The normal focus on the long holiday season that commences on Thanksgiving Day through New Year’s Day is on Christmas, but another significant commemorative season, one of importance in the African- and Caribbean-American communities is the seven-day celebration, Kwanzaa.
Over the years, this holiday has attracted more importance and recognition in South Florida as more African and Caribbean Americans understand the meaning of the celebration.
Kwanzaa begins on December 26 and continues for seven days through to January 1. The celebration originated in 1966, founded by Doctor Maulana Karenga, a professor at California State University to celebrate African-American cultural heritage over seven days. It was Karenga’s objective to give African Americans an alternative holiday to Christmas, to “give Blacks an opportunity to celebrate themselves and history, rather than simply dominate the practice of the dominant society.”
The name Kwanzaa is adapted from a Swahili phrase “matunda ya kwanza” which means “first fruits,” and the celebration is based on the following seven principles:
Umoja (Unity): Striving for and maintaining unity in the family, community, nation and race.
Kujichagulia (Self-Determination): Defining and naming ourselves, creating and speaking for ourselves.
Ujima (Collective Work and Responsibility): Building and maintaining our community, making our brothers’ and sisters’ problems our problems, and solving them together.
Ujamaa (Cooperative Economics): Building, maintaining our own stores, shops and other businesses, and profit from them together.
Nia (Purpose): Making our collective vocation the building and developing of our community in order to restore our people to their traditional greatness.
Kuumba (Creativity): Always doing as much as we can, in the way we can, in order to leave our community more beautiful and beneficial than we inherited it.
Imani (Faith): Believing with all our heart in our people, our parents, our teachers, our leaders and the righteousness and victory of our struggle.
These principles, Nguzo Saba, correspond to Karenga’s theme that “the sevenfold path of blackness is think black, talk black, act black, create black, buy black, vote black, and live black.” The seven principles are also intended to serve as guideposts for meditation and daily living.
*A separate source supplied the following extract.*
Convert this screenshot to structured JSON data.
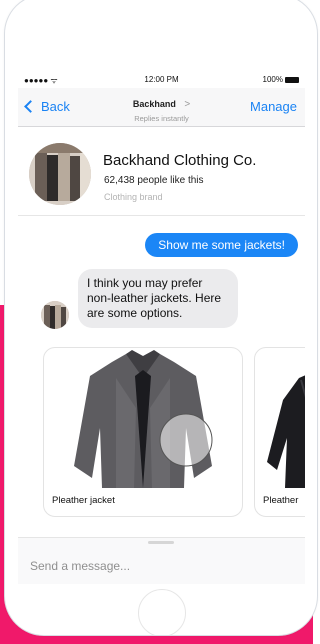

Kwanzaa also incorporates seven symbols from African culture that have a significant ritualistic meaning. The seven symbols are:
Mazao (fruits, vegetables, and nuts), mkeba (placemat, representing as our foundation, ancestors and cultural history as a people).
Kinara (candleholder), vibunzi or muhindi (ears of corn, one for each child in the family).
Zawadi (gifts, usually made or selected to represent the principle of the day).
Kikombe cha umoja (communal cup of unity), and,
Mishumaa saba (seven candles, one lit each day starting with the black in the center on Unity Day, the first red (which are all located to the left) and rotating to the first green on the third day (which are all located on the right) red, green, red, green. The candles are incrementally lighted, so on the 7th day (the Day of Imani, January 1) all seven candles are burning uniformly.
Those celebrating Kwanzaa decorate their households with objects of art, colorful African cloth. Women wear a colorful garment called the Uwole and homes are laden with and fresh fruits that represent African idealism.
Happy Kwanza to one and all.